- _RECORDS FOR PROCESSING_

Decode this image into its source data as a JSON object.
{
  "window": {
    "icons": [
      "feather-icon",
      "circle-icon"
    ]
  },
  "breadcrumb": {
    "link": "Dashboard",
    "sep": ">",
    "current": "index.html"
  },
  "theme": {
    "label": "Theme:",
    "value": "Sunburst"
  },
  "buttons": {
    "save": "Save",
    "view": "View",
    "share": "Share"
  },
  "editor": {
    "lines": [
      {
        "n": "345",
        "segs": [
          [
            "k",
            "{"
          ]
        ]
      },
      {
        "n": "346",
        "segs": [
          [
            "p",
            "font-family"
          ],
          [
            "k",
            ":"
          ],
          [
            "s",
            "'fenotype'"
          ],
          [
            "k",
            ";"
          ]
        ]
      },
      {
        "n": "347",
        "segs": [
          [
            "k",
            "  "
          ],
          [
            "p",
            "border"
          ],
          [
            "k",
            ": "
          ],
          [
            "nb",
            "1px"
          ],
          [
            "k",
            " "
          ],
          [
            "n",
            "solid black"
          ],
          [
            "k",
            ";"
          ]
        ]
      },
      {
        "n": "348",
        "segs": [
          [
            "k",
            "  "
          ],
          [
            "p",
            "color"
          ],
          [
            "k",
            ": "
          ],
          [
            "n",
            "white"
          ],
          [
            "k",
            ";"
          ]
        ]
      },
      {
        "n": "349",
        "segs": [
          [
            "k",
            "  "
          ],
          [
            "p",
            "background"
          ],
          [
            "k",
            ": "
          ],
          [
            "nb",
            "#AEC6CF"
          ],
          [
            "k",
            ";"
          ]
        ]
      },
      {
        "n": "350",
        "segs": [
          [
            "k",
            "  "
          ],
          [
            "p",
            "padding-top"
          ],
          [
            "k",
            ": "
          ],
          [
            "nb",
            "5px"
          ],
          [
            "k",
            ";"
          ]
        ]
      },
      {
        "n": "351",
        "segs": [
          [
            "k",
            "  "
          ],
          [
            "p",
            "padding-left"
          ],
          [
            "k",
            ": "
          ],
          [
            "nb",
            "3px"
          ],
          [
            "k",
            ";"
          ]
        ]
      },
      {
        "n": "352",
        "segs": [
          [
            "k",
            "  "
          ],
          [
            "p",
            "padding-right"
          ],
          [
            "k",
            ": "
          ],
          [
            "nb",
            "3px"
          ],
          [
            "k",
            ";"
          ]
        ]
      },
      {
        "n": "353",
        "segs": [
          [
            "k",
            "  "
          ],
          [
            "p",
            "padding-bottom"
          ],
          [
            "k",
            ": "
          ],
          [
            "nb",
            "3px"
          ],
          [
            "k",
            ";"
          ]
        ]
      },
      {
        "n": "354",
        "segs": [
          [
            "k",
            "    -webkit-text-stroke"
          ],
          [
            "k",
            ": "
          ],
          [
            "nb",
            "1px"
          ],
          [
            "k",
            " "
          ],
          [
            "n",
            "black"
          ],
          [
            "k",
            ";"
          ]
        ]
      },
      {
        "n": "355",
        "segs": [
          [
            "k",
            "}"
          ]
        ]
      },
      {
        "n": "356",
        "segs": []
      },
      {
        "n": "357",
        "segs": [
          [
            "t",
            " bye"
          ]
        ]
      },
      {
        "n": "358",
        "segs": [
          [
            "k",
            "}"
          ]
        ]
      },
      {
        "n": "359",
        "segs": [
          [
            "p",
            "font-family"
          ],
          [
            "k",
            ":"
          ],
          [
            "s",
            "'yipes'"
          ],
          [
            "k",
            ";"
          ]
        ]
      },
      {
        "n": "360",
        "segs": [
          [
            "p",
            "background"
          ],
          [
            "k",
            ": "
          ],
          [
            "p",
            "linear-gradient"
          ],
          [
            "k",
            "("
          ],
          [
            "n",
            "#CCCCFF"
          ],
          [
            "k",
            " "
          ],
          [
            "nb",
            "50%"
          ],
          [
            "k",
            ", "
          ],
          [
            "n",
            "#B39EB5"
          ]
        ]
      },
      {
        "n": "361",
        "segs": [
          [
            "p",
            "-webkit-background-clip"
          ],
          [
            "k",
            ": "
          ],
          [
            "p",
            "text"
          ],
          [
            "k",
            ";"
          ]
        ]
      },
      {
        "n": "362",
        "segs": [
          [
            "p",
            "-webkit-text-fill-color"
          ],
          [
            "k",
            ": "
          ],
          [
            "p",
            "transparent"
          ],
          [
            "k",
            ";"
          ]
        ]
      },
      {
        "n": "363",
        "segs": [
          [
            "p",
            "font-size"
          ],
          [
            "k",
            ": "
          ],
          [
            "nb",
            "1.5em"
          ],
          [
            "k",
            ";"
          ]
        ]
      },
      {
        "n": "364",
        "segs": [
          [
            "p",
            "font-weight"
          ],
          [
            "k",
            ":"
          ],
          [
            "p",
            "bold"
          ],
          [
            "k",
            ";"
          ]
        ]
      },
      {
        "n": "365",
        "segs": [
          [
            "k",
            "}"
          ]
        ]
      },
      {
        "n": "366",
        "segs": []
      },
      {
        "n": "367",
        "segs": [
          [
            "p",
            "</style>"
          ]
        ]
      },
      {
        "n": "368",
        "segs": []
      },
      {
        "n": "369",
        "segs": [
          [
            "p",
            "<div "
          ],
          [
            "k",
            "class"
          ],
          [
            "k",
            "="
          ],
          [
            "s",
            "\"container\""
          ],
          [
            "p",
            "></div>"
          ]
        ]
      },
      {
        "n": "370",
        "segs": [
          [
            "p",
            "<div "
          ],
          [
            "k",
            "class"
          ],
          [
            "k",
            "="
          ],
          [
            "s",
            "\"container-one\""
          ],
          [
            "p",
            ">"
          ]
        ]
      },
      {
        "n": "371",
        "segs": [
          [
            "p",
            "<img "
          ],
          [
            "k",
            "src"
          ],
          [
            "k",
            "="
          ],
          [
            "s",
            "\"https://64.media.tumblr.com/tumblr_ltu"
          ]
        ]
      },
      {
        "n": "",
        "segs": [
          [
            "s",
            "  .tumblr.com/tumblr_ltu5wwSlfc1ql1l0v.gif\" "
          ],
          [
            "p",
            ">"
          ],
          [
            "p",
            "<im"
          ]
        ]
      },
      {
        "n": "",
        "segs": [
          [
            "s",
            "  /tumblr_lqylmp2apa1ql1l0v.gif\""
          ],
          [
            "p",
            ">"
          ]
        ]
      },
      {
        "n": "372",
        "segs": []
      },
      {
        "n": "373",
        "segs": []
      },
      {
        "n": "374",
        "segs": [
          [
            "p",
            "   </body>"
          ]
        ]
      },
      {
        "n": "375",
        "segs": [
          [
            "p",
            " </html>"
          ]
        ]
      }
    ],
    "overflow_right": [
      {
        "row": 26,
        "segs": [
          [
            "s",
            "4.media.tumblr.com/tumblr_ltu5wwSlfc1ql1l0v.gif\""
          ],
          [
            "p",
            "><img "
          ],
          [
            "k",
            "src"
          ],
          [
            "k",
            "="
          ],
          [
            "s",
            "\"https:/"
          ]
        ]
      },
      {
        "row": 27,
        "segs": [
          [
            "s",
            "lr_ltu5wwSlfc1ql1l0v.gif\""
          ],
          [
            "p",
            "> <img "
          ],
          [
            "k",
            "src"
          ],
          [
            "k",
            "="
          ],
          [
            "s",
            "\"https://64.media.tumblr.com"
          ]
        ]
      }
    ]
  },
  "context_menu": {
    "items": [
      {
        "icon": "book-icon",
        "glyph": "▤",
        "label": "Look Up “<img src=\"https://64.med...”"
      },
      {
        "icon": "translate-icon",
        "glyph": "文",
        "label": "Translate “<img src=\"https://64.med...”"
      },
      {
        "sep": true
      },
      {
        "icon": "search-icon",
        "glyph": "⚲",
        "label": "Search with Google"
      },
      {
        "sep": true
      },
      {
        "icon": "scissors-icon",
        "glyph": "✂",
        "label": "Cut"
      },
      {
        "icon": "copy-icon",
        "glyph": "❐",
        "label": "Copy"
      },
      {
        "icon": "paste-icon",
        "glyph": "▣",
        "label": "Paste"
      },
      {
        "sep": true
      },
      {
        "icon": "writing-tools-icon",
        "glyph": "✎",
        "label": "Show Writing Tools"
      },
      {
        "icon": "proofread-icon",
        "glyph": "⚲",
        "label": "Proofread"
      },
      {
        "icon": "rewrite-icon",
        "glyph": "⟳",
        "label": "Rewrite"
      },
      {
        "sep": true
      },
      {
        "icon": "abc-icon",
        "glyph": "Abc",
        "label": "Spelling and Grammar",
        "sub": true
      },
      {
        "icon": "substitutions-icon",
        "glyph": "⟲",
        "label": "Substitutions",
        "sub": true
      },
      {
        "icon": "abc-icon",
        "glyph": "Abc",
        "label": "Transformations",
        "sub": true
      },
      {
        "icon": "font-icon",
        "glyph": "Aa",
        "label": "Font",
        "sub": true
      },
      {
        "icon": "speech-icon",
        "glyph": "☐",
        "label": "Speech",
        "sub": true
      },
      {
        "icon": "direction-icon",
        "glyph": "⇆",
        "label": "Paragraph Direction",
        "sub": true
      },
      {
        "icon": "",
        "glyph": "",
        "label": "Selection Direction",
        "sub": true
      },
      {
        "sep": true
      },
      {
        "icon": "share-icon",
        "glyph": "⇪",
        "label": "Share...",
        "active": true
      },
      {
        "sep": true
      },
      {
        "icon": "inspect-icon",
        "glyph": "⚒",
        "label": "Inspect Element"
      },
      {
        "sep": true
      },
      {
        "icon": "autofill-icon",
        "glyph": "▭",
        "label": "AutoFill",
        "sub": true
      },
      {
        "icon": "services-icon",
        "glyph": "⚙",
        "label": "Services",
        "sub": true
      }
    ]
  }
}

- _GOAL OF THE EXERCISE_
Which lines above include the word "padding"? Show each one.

- _EXERCISE SOLUTION_
            "padding-top"
            "padding-left"
            "padding-right"
            "padding-bottom"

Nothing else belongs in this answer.